## TASK OBJECTIVE
Lines from the one containing "Output a JSON" through the final line of the data, restated word for word and free of pictures, make up the whole answer.

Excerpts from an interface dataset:
++++++
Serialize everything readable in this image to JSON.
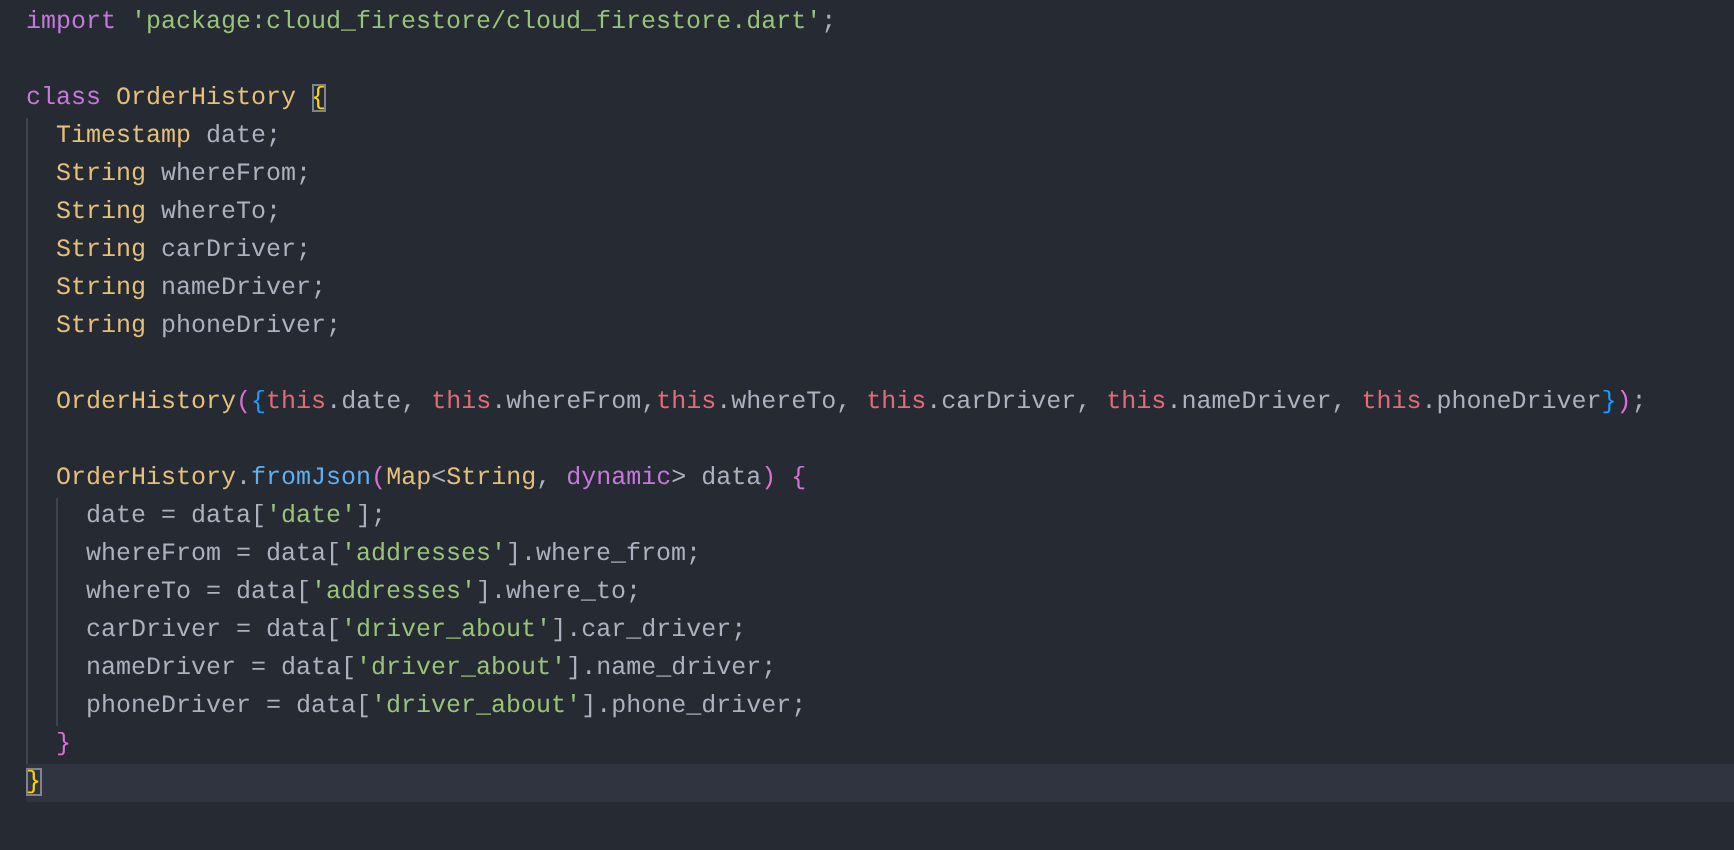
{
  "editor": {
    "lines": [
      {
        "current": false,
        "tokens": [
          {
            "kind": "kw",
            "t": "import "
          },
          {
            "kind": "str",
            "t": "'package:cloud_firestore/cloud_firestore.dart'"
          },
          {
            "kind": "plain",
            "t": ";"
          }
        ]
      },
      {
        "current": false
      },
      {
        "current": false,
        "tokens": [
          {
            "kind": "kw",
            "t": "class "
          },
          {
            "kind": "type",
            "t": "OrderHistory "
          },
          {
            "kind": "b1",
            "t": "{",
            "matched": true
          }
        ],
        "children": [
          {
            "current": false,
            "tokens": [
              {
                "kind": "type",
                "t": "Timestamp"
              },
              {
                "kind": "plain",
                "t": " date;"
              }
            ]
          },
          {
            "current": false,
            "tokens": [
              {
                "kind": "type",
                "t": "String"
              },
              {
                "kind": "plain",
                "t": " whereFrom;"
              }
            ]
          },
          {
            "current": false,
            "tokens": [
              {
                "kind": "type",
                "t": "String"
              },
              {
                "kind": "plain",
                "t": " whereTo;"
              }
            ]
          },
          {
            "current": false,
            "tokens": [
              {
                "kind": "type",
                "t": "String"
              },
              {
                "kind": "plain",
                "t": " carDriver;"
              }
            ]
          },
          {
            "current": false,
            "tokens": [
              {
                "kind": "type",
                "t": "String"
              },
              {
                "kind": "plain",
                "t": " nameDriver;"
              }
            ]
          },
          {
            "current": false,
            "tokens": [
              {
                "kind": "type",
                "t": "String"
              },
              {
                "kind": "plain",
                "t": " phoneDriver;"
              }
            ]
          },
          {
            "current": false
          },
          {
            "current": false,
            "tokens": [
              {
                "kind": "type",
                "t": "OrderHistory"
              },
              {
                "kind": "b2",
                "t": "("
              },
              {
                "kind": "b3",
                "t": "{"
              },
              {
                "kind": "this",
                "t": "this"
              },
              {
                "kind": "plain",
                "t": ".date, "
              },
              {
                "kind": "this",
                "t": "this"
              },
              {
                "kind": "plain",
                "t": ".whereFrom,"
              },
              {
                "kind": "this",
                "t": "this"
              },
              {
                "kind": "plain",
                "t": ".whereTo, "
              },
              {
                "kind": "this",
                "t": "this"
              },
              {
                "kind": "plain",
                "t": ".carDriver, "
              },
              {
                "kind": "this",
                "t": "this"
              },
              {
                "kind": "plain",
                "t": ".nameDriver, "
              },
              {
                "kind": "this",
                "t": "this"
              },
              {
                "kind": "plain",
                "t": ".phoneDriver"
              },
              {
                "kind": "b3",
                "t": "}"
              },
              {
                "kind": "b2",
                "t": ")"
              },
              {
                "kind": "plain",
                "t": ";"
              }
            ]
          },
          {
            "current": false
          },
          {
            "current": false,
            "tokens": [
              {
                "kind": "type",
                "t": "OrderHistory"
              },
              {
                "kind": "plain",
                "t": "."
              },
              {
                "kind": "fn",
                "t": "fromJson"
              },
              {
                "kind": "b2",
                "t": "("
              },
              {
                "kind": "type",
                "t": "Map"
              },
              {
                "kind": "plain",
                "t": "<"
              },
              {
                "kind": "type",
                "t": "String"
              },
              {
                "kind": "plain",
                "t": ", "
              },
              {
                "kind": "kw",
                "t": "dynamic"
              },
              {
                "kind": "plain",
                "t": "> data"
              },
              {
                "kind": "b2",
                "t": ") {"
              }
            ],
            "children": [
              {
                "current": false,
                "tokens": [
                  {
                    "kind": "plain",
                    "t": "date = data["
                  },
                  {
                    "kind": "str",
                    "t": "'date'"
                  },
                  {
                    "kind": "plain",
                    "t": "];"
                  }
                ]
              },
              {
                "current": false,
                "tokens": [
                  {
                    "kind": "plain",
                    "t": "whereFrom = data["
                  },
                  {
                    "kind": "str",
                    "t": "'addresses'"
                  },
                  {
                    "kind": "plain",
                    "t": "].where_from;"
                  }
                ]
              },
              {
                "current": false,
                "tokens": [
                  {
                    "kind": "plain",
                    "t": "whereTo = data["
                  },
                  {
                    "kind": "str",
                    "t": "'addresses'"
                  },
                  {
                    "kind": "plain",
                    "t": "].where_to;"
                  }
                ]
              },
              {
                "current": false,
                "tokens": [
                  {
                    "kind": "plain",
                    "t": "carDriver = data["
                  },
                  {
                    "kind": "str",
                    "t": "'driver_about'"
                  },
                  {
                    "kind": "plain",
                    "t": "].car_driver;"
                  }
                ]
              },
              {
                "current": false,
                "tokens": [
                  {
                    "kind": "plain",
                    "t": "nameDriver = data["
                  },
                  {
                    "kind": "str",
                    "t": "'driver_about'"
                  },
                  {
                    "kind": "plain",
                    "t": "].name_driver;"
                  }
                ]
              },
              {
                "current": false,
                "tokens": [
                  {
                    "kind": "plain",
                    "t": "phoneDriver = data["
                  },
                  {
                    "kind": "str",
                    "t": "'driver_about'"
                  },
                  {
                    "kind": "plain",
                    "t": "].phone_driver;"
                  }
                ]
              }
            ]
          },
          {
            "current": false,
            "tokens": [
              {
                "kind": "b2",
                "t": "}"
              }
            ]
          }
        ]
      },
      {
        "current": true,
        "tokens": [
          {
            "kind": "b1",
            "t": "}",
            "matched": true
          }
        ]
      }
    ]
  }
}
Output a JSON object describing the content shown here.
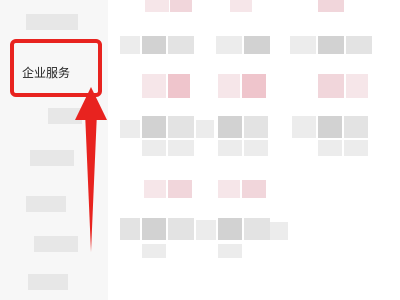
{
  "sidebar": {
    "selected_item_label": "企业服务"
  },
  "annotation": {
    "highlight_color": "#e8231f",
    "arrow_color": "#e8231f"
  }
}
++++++
## EXERCISE RESULT
Output a JSON object describing the content shown here.
{
  "sidebar": {
    "selected_item_label": "企业服务"
  },
  "annotation": {
    "highlight_color": "#e8231f",
    "arrow_color": "#e8231f"
  }
}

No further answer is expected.